* _Supplied material_:
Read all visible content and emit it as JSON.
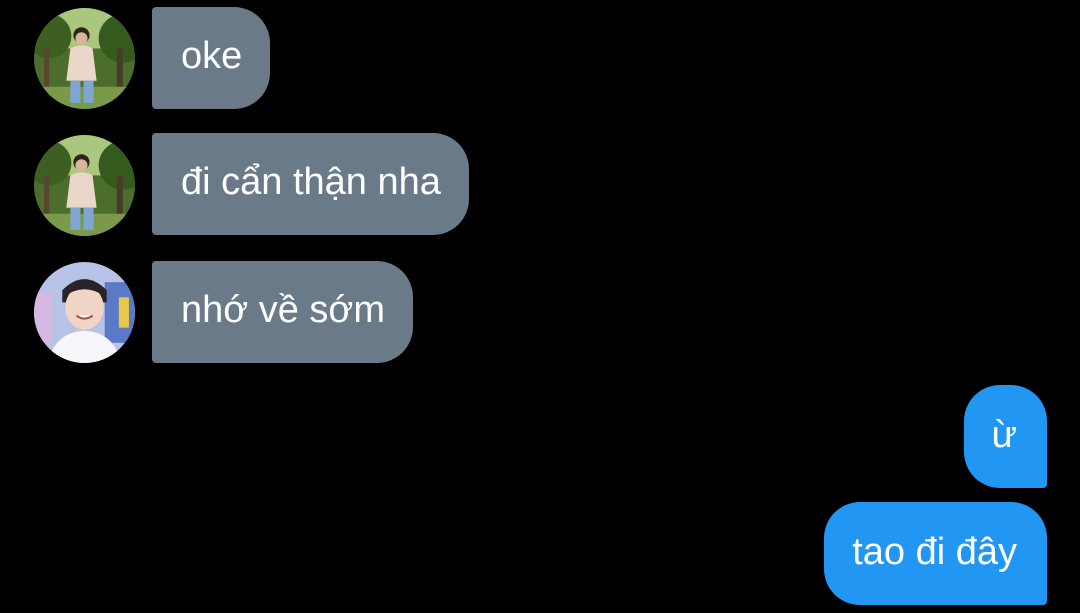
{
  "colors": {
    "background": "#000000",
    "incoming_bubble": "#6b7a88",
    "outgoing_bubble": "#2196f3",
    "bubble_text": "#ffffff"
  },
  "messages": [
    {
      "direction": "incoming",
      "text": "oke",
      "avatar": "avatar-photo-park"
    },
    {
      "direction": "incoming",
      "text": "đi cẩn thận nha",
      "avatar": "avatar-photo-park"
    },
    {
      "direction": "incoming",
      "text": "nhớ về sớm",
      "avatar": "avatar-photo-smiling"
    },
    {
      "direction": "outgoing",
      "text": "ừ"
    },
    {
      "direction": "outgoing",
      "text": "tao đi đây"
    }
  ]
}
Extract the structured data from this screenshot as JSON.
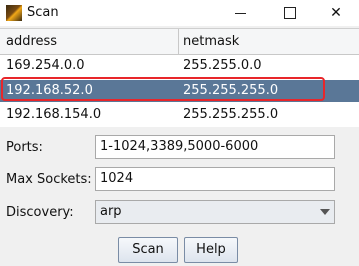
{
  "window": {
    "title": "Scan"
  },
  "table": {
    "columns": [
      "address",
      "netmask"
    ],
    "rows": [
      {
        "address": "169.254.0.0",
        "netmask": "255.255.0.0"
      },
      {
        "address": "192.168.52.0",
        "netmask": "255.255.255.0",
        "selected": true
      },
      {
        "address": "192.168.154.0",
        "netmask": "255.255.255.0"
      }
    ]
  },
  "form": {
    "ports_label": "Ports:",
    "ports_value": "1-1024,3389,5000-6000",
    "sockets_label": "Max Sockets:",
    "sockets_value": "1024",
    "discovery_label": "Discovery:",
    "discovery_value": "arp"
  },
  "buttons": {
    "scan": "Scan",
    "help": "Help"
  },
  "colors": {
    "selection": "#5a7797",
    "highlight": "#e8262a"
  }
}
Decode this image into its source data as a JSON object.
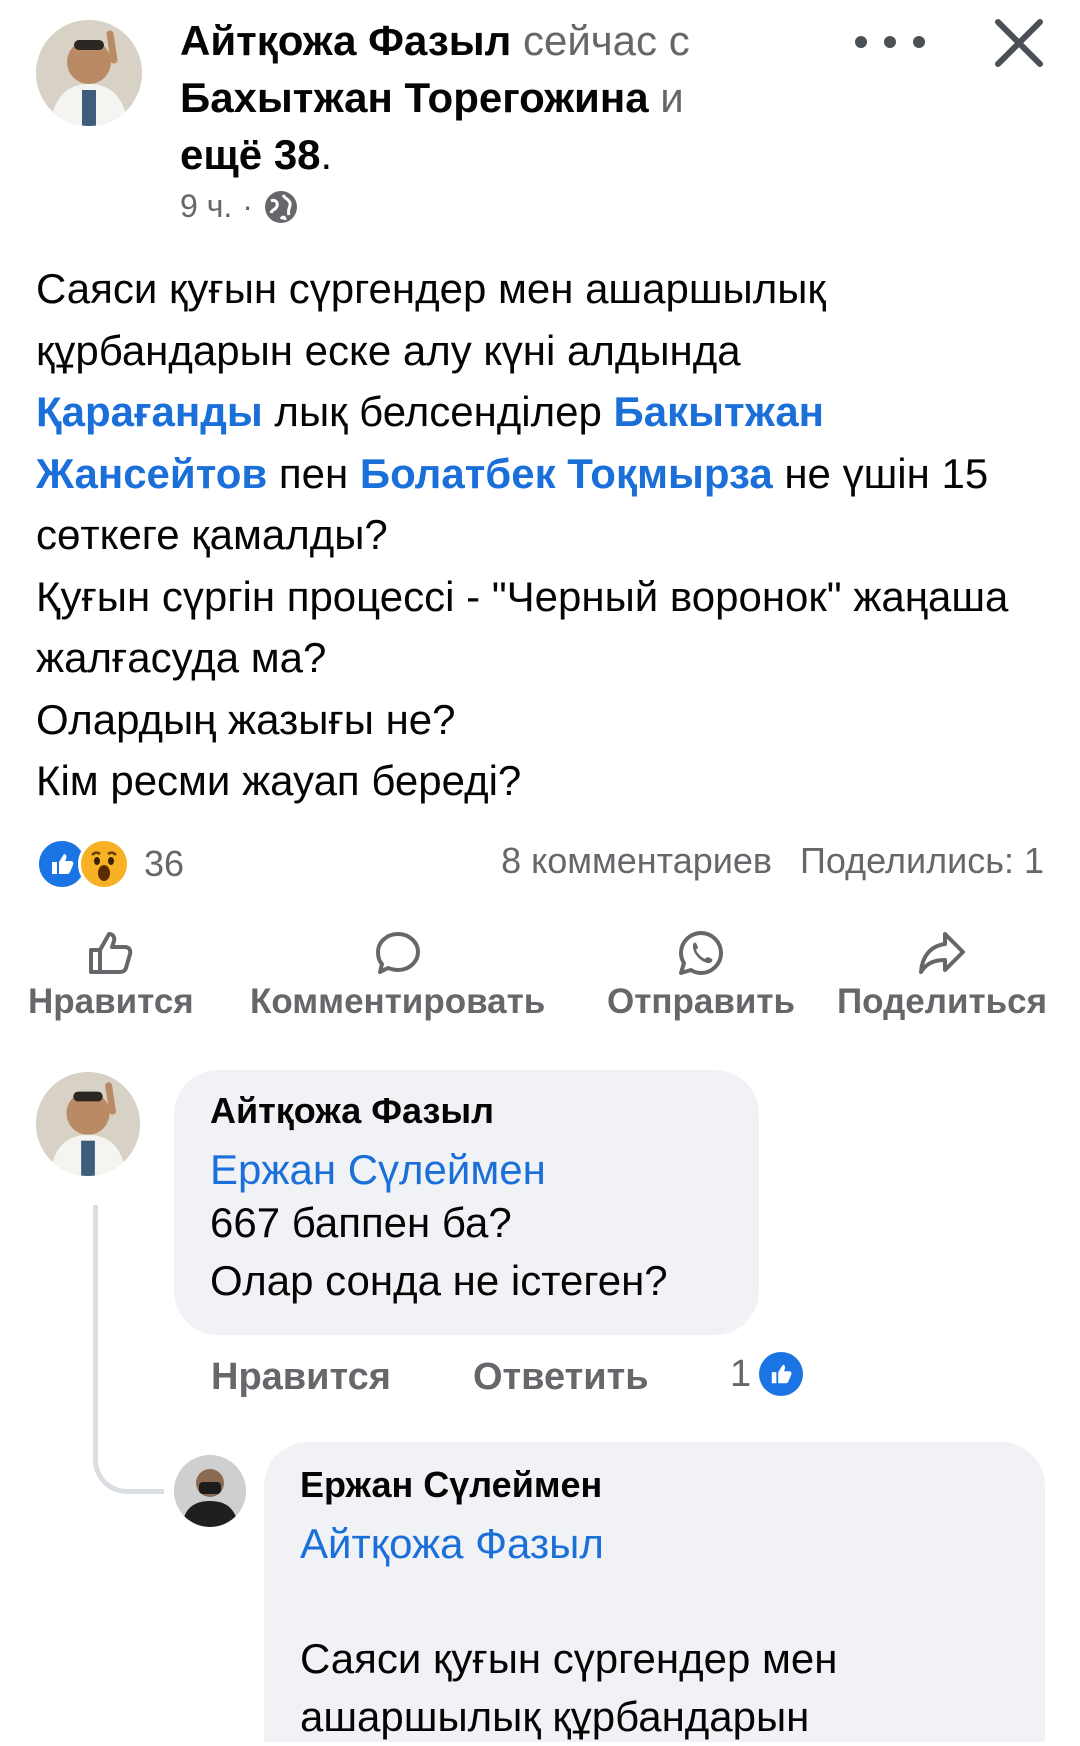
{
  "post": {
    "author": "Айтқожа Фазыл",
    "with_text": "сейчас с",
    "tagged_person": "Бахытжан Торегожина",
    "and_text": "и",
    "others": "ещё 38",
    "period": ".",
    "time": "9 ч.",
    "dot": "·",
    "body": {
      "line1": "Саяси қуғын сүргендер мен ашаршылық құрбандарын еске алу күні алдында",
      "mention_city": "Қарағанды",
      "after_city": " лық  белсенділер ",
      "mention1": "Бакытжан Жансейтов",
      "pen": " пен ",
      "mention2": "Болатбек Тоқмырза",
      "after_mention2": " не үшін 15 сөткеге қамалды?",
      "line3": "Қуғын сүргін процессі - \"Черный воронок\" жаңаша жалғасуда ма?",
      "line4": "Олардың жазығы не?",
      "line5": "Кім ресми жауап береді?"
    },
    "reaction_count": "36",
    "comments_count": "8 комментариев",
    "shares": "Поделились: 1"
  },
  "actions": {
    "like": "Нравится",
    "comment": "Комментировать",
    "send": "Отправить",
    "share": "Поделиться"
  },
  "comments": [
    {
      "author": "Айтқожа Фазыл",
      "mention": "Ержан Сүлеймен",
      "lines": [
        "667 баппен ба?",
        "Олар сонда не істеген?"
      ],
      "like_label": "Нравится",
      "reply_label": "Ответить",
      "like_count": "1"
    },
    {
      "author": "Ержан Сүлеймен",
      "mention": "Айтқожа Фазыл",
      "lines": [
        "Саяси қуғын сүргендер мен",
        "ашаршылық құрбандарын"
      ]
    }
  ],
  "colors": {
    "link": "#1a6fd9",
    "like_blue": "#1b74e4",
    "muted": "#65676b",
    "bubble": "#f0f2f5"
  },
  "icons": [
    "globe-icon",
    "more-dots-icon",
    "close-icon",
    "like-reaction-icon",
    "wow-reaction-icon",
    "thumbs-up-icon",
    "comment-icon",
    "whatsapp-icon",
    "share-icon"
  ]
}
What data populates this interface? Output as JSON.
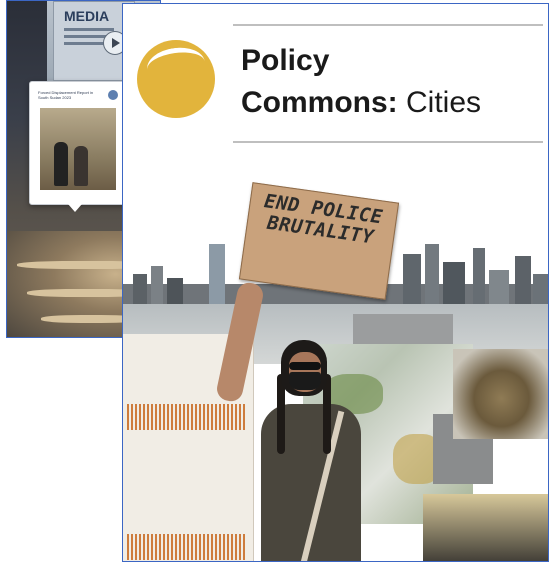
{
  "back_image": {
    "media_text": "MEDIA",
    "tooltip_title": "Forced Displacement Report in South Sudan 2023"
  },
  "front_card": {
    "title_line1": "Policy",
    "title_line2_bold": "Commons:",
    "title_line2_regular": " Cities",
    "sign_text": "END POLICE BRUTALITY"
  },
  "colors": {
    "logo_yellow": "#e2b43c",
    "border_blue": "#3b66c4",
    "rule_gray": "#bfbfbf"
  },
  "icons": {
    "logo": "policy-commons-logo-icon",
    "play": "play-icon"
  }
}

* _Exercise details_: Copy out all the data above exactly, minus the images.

* _Response area_:
Read all visible content and emit it as JSON.
{
  "colors": {
    "background": "#000000",
    "incoming_bubble": "#6b7a88",
    "outgoing_bubble": "#2196f3",
    "bubble_text": "#ffffff"
  },
  "messages": [
    {
      "direction": "incoming",
      "text": "oke",
      "avatar": "avatar-photo-park"
    },
    {
      "direction": "incoming",
      "text": "đi cẩn thận nha",
      "avatar": "avatar-photo-park"
    },
    {
      "direction": "incoming",
      "text": "nhớ về sớm",
      "avatar": "avatar-photo-smiling"
    },
    {
      "direction": "outgoing",
      "text": "ừ"
    },
    {
      "direction": "outgoing",
      "text": "tao đi đây"
    }
  ]
}
Extract the structured data from this screenshot as JSON.
{
  "window": {
    "title": "Scan"
  },
  "table": {
    "columns": [
      "address",
      "netmask"
    ],
    "rows": [
      {
        "address": "169.254.0.0",
        "netmask": "255.255.0.0"
      },
      {
        "address": "192.168.52.0",
        "netmask": "255.255.255.0",
        "selected": true
      },
      {
        "address": "192.168.154.0",
        "netmask": "255.255.255.0"
      }
    ]
  },
  "form": {
    "ports_label": "Ports:",
    "ports_value": "1-1024,3389,5000-6000",
    "sockets_label": "Max Sockets:",
    "sockets_value": "1024",
    "discovery_label": "Discovery:",
    "discovery_value": "arp"
  },
  "buttons": {
    "scan": "Scan",
    "help": "Help"
  },
  "colors": {
    "selection": "#5a7797",
    "highlight": "#e8262a"
  }
}
Decode this image into its source data as a JSON object.
{
  "post": {
    "author": "Айтқожа Фазыл",
    "with_text": "сейчас с",
    "tagged_person": "Бахытжан Торегожина",
    "and_text": "и",
    "others": "ещё 38",
    "period": ".",
    "time": "9 ч.",
    "dot": "·",
    "body": {
      "line1": "Саяси қуғын сүргендер мен ашаршылық құрбандарын еске алу күні алдында",
      "mention_city": "Қарағанды",
      "after_city": " лық  белсенділер ",
      "mention1": "Бакытжан Жансейтов",
      "pen": " пен ",
      "mention2": "Болатбек Тоқмырза",
      "after_mention2": " не үшін 15 сөткеге қамалды?",
      "line3": "Қуғын сүргін процессі - \"Черный воронок\" жаңаша жалғасуда ма?",
      "line4": "Олардың жазығы не?",
      "line5": "Кім ресми жауап береді?"
    },
    "reaction_count": "36",
    "comments_count": "8 комментариев",
    "shares": "Поделились: 1"
  },
  "actions": {
    "like": "Нравится",
    "comment": "Комментировать",
    "send": "Отправить",
    "share": "Поделиться"
  },
  "comments": [
    {
      "author": "Айтқожа Фазыл",
      "mention": "Ержан Сүлеймен",
      "lines": [
        "667 баппен ба?",
        "Олар сонда не істеген?"
      ],
      "like_label": "Нравится",
      "reply_label": "Ответить",
      "like_count": "1"
    },
    {
      "author": "Ержан Сүлеймен",
      "mention": "Айтқожа Фазыл",
      "lines": [
        "Саяси қуғын сүргендер мен",
        "ашаршылық құрбандарын"
      ]
    }
  ],
  "colors": {
    "link": "#1a6fd9",
    "like_blue": "#1b74e4",
    "muted": "#65676b",
    "bubble": "#f0f2f5"
  },
  "icons": [
    "globe-icon",
    "more-dots-icon",
    "close-icon",
    "like-reaction-icon",
    "wow-reaction-icon",
    "thumbs-up-icon",
    "comment-icon",
    "whatsapp-icon",
    "share-icon"
  ]
}
What data populates this interface? Output as JSON.
{
  "back_image": {
    "media_text": "MEDIA",
    "tooltip_title": "Forced Displacement Report in South Sudan 2023"
  },
  "front_card": {
    "title_line1": "Policy",
    "title_line2_bold": "Commons:",
    "title_line2_regular": " Cities",
    "sign_text": "END POLICE BRUTALITY"
  },
  "colors": {
    "logo_yellow": "#e2b43c",
    "border_blue": "#3b66c4",
    "rule_gray": "#bfbfbf"
  },
  "icons": {
    "logo": "policy-commons-logo-icon",
    "play": "play-icon"
  }
}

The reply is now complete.